Gene regulation by Early B-cell Factor (EBF)
Research output: Thesis › Doctoral Thesis (compilation)
In this study we aimed at defining genes that are controlled by Early B-cell Factor (EBF), that could explain the severe block in B-cell development observed in EBF-/- mice. The fact that EBF appears to be important for the transcriptional control of genes encoding proteins in the pre-B and B-cell receptor complex implied to us that EBF could be a common regulator of other components in the pre-B and B-cell receptor. In addition to the immunoglobulin (Ig) heavy chain, the surrogate light chains and the Ig associated alfa protein the pre-B cell receptor also consists of the second Ig associated beta protein as well as B-cell specific kinase (Blk). The hypothesis that EBF is involved in regulating other components in the B-cell receptor was further strengthened by information from the EBF-/- mouse indicating that its pro-B cells completely lacked B29 transcripts. This was an intriguing finding, since B29 is expressed in normal pro-B cells as well as in pro-B cells from E2A-/- mice displaying a similar B-cell differentiation block as the EBF-/- mouse. We examined the promoter DNA sequence of murine B29 (Ig-beta) and Blk and found potential EBF DNA binding sites. In electrophoretic mobility shift assay (EMSA) EBF interacted with three independent sites in the B29 promoter and with a single site in the Blk promoter. EBF could also activate both the B29 and the Blk promoters in transfected epitheloid HeLa cells, indicating that EBF functionally interacted with these promoters. The importance of the EBF binding sites for the function of the Blk and B29 promoters appeared to be stage dependent, since mutation of the EBF sites had an impact on promoter function in pre-B cell lines, but not in a B-cell line. However, B29 and Blk as well as EBF are expressed in mature B-cells and B29 even in plasma cells. Thus, there seems to be a shift in transcription factor usage, from EBF to other factors, at the transition from pre-B to B-cells. We also show data suggesting that EBF may also have additional roles as a negative regulator of the Ig gene expression in late B cell development. This may signify that transcription factors considered to be of importance mainly in the early differentiation stages can have important, unrevealed roles during late development.
|Research areas and keywords||
Subject classification (UKÄ) – MANDATORY
|Award date||1999 Oct 8|

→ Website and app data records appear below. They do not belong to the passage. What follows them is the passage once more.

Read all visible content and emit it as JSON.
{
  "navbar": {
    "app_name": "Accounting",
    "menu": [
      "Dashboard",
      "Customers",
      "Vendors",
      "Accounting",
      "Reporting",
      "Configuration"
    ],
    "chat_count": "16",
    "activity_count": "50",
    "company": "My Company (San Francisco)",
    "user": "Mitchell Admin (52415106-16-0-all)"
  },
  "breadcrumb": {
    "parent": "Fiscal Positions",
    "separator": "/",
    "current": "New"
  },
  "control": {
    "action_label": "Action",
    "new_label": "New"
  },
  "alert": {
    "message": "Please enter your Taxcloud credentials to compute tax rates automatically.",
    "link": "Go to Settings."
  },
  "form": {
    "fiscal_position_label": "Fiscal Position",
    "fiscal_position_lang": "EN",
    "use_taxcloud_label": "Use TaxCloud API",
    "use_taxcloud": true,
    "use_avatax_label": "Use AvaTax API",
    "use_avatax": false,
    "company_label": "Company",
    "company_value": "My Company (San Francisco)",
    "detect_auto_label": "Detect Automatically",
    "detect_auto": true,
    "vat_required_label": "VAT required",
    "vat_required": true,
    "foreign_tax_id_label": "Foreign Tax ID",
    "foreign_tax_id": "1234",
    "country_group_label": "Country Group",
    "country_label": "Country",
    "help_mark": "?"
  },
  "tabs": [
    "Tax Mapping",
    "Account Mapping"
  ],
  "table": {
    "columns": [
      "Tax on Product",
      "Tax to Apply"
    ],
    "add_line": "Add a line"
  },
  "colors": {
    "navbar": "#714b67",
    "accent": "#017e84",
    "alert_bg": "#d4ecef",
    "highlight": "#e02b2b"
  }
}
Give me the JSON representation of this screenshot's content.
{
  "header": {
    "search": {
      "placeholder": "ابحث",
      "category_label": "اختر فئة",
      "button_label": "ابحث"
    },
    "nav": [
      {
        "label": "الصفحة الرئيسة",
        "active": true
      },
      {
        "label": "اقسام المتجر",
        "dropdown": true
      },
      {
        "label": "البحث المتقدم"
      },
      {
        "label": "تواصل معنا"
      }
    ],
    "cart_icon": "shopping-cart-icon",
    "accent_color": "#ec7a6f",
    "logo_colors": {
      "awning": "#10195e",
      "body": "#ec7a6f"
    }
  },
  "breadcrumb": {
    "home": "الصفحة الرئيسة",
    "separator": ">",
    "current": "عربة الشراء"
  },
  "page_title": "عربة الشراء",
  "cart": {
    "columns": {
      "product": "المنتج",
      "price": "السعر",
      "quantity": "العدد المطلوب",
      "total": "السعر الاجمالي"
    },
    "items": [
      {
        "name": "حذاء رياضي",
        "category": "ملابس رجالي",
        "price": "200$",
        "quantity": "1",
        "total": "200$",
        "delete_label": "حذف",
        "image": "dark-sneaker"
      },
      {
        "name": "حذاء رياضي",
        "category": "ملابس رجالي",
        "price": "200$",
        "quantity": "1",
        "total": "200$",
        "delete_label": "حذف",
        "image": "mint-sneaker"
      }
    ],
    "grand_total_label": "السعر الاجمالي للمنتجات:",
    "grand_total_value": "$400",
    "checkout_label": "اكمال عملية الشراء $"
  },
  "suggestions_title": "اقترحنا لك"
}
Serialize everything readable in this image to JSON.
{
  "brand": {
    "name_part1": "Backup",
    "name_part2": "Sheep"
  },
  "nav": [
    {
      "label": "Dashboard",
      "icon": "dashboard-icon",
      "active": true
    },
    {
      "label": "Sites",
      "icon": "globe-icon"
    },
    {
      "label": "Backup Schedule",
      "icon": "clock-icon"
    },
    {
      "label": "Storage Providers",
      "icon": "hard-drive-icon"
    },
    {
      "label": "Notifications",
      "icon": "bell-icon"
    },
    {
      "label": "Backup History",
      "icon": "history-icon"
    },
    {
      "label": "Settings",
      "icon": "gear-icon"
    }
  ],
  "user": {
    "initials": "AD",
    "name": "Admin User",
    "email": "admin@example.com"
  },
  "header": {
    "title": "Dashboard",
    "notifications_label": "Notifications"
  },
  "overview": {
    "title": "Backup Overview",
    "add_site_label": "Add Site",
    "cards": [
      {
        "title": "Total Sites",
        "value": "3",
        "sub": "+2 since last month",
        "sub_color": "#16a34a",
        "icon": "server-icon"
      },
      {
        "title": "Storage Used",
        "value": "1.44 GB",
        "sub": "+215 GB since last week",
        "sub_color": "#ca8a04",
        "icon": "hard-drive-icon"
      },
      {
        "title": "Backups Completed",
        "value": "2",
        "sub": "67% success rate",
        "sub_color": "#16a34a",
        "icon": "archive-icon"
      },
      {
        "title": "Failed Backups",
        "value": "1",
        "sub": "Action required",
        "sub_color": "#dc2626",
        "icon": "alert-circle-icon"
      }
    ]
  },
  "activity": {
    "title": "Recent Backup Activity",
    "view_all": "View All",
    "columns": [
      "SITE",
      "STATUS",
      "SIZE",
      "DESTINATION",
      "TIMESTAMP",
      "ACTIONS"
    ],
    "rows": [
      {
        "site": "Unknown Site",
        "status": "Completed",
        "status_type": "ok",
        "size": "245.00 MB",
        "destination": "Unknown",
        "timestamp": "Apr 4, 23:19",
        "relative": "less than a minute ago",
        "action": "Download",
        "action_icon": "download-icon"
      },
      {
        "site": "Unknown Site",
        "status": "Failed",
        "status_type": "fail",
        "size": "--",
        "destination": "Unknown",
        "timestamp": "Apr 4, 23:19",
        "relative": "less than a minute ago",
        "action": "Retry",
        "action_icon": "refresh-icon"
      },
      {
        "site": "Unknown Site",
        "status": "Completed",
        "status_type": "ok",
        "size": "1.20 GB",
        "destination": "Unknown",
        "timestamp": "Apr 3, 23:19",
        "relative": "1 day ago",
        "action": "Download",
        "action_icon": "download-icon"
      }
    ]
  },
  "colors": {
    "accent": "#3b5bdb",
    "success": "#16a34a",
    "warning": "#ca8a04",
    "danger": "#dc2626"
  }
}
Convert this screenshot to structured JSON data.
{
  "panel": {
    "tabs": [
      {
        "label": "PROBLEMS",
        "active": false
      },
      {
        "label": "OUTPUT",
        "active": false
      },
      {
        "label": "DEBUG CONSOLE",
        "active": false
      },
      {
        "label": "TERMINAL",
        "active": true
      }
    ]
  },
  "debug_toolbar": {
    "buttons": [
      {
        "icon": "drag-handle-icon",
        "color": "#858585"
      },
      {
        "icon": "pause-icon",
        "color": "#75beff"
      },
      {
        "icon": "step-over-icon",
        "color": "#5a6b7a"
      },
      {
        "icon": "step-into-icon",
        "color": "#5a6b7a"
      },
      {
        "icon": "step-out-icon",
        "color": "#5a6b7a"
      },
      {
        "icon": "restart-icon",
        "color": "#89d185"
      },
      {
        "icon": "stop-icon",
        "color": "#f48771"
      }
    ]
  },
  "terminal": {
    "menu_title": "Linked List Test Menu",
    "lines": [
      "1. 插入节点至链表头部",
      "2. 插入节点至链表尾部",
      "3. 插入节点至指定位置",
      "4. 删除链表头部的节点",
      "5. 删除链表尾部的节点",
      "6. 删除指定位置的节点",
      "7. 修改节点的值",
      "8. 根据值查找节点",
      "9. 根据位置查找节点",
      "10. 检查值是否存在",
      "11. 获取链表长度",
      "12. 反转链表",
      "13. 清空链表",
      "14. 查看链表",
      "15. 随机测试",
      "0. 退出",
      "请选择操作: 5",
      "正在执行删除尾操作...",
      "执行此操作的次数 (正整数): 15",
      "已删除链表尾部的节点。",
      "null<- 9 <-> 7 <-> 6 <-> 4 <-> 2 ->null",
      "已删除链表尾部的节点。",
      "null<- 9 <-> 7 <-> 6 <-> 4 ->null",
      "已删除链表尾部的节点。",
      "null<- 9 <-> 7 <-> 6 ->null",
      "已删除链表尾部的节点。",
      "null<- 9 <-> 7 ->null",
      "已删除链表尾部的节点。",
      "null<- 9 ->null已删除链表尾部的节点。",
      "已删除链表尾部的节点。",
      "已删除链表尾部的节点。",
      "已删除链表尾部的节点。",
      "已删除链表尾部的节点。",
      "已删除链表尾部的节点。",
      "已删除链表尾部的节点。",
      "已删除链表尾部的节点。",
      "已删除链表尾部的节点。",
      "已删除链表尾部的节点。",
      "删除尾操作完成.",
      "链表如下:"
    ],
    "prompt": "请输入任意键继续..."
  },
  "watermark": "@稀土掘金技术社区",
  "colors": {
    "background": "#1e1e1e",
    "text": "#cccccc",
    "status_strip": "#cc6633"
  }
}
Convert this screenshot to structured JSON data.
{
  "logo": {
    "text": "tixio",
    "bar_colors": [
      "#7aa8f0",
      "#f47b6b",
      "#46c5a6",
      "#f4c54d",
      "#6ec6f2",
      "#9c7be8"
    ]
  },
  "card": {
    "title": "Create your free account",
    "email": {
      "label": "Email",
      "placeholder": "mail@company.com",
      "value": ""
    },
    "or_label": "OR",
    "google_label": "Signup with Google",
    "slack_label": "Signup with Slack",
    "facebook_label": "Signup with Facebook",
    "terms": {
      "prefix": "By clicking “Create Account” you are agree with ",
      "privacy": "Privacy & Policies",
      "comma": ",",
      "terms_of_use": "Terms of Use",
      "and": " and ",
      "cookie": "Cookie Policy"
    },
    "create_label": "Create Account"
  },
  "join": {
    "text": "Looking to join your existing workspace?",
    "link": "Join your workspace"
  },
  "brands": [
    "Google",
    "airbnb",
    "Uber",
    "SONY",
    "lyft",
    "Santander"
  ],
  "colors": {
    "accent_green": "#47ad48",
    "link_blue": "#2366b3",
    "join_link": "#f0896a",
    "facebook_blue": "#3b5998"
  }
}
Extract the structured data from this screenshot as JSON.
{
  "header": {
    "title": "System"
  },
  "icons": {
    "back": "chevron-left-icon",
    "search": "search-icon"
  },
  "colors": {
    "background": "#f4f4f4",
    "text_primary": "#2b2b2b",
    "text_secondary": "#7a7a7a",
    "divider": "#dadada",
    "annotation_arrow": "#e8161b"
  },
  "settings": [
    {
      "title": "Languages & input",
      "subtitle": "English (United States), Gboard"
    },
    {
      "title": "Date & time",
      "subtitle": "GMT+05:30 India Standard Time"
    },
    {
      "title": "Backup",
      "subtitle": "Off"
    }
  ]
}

|Publication status||Published - 1999|
Defence details Date: 1999-10-08 Time: 10:15 Place: Rune Grubb salen, Sölvegatan 21, Lund External reviewer(s) Name: Hagman, James Title: Dr Affiliation: Denver ---